Skip to Main Content


Folk Artist Minnie Adkins

Renowned folk artist Minnie Adkins didn’t have toys as a child, but she knew if she had a knife she could make them, writer Mike Norris recalled. An uncle gave her a knife, he said, with this warning, “Now Minnie, if you cut yourself you know I’m going to be in big trouble.”

“Before long she could make anything she wanted,” Norris aid. “She just had that gift. and so the first thing she ever made was toys for herself.” Now 82, Adkins was born and raised in Elliott County. She sees herself primarily as a wood carver, using basswood.

Norris said Adkins is fast. “It’s almost like watching somebody sketch. You can see that fox or bear just come out of that block of wood,” he said. Adkins said she used to go down to the woods herself to gather sticks, but now has hired a man to do the gathering for her. She also has someone sharpen her knives for her.

“Some people says they can look at a piece of wood and it speaks to them, and tells them what it wants to become. I’ve whittled all my life. But if I picked up a piece of wood and it started talking to me, well, that would scare me real bad,” she said with a laugh. “So I just pick up a piece of wood and decide what I want to make with it, what I want it to look like, and I try as hard as I can to do that,” she said.

Art dealer Larry Hackley said people are drawn to the joyous quality of her carvings. “Because they’re humorous, I think there’s this instant, joyous thing that comes over a lot of people when they see it, see her work.” said Hackley. “That’s the first impression I think. You get a little deeper into her work and figure out that there are things that she’s speaking to out of her immediate experience.”

Adkins described the funniest piece she ever created. “The art and craft foundation in Louisville, they asked me to make a different piece that nobody had seen. So I made this purple creature and I give him yellow teeth, and put pawpaw seeds in his mouth that looked like roaches, and I called him a roach terminator.”

She and Norris have collaborated on a number of children’s books. “He called me and said, why, if you’ll make the characters …, we’ll put it into a children’s book. And I thought that was fun.”

Besides “Bright Blue Rooster,” the two collaborated on “Sonny the Monkey” And “Mommy Goose Rhymes from the Mountains.” “I’m proud of each one of them,” Adkins said. “But my favorite is the Bright Blue Rooster.”

Norris said the Mommy Goose character is special for him. He said he also gets a strong feeling of reverence when he looks at her carvings of biblical scenes like the Garden of Eden or Noah’s Ark.

Adkins also whittles a small woman character that is her self-portrait. “And they have become as popular as my animals are,” she said. “And I make red top and black britches and blue shoes.”

Adkins also designs quilts and paints. “Folk art is art from the heart, and it’s to make people happy. And if they enjoy my work – a lot of people enjoys it, a lot of people don’t like it, you know. But that’s the reason we have all these different artists.
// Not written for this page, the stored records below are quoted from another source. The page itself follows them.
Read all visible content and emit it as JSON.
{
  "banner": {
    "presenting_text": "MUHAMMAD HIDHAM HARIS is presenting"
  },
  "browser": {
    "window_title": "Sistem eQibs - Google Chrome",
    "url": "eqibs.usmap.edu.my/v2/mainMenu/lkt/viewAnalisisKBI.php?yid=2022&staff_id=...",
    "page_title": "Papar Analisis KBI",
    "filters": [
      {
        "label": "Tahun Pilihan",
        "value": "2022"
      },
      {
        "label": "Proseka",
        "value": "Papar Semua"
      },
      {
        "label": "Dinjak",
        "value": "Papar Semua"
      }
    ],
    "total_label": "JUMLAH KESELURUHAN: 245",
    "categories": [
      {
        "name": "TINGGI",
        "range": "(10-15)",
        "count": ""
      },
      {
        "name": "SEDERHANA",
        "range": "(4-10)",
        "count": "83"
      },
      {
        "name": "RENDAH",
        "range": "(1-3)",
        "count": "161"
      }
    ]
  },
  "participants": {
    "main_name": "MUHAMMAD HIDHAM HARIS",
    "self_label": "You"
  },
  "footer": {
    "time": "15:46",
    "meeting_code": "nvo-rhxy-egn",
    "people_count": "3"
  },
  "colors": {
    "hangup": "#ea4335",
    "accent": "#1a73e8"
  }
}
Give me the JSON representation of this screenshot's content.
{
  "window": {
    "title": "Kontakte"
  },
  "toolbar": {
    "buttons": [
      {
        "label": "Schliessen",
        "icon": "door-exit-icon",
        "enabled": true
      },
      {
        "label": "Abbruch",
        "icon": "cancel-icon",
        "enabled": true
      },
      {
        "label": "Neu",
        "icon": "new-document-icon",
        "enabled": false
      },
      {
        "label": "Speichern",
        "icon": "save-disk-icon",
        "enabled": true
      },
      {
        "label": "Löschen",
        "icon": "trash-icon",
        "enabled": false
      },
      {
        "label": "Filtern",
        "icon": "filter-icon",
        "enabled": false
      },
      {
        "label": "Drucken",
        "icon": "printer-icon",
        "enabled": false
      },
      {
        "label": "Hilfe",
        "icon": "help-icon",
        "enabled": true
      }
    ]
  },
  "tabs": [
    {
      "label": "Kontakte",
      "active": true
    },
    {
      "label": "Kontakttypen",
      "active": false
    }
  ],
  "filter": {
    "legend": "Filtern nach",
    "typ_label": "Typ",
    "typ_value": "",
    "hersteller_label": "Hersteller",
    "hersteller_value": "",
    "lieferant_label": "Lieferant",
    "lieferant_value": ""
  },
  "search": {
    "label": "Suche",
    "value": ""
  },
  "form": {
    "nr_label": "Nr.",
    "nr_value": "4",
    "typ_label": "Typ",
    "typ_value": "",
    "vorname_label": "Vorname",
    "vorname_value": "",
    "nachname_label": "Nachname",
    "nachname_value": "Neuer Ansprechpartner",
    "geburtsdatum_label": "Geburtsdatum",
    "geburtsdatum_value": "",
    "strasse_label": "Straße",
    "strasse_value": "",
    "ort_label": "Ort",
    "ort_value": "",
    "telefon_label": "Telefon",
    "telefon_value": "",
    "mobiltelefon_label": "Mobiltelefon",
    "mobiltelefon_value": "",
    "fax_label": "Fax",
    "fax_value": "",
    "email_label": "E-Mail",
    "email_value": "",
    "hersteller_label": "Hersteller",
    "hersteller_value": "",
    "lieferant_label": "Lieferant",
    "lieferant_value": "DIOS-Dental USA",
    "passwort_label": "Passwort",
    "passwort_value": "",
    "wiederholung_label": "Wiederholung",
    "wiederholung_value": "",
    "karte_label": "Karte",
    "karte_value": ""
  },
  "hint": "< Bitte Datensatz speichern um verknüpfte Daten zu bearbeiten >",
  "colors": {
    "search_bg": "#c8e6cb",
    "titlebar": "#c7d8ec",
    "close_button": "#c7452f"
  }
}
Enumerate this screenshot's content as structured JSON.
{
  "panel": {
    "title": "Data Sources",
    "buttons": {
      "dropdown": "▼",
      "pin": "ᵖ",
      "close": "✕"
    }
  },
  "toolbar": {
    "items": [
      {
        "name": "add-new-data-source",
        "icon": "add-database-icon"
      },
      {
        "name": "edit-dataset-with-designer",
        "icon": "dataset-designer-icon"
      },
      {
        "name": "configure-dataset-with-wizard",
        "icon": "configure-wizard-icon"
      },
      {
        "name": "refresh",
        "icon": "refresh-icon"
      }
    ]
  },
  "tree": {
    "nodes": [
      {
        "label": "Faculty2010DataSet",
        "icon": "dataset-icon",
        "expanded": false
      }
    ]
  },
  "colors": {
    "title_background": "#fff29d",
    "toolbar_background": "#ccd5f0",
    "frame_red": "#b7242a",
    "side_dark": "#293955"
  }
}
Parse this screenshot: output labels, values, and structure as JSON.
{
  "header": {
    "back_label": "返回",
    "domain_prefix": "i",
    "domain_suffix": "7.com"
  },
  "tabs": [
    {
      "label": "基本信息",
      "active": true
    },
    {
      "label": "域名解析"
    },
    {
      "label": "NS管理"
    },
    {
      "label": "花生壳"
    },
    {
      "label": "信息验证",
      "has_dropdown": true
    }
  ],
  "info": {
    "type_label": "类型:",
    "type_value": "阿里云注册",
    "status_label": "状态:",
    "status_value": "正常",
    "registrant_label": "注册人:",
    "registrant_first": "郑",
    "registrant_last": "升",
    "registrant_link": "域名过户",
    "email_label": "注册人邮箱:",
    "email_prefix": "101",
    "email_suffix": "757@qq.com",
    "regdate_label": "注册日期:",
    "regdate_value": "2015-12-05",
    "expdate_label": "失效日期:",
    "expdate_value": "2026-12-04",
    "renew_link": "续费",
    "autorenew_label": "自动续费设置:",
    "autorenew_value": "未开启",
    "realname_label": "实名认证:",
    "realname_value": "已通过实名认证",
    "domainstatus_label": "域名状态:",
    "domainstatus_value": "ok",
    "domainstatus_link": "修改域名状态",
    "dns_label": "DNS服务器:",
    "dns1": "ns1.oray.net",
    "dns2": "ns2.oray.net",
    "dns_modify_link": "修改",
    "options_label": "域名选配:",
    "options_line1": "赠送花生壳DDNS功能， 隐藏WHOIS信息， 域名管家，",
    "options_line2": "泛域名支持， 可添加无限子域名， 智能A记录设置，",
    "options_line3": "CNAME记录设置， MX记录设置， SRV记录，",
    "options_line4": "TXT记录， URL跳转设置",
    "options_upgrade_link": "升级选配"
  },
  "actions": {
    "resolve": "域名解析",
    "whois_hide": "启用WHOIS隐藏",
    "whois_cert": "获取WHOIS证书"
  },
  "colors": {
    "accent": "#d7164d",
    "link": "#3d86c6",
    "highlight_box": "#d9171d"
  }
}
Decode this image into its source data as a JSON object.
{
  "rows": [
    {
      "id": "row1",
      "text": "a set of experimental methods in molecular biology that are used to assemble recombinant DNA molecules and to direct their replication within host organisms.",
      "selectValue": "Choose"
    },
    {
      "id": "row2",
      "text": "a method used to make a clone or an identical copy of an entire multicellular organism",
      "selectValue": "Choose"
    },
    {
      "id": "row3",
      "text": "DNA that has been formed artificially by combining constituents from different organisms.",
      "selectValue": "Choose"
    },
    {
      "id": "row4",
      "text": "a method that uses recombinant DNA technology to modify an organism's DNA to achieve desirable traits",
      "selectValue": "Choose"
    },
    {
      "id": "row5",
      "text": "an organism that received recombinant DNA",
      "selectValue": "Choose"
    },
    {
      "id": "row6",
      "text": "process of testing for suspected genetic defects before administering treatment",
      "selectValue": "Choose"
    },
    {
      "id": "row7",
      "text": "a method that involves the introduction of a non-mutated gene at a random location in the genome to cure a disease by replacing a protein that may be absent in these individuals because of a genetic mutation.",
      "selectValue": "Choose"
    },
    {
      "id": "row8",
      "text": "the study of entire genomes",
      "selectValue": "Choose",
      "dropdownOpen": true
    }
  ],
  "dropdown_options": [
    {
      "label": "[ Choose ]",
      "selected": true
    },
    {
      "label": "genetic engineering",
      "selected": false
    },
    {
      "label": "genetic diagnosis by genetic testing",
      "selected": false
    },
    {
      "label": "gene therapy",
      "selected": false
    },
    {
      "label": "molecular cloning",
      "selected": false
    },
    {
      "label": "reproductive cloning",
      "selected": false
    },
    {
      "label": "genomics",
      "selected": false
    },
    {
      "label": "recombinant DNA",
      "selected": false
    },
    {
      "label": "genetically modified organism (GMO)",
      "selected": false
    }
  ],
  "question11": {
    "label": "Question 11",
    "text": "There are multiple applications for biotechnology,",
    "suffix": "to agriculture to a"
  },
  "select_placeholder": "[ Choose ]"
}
“And so for somebody to buy something from me and then send me a card back of how they enjoy a picture where they’ve set it in their home, you know, that is really an uplift to me–to know they enjoy what I do.”

This segment is part of Kentucky Life episode #2207, which originally aired on November 19, 2016. Watch the full episode.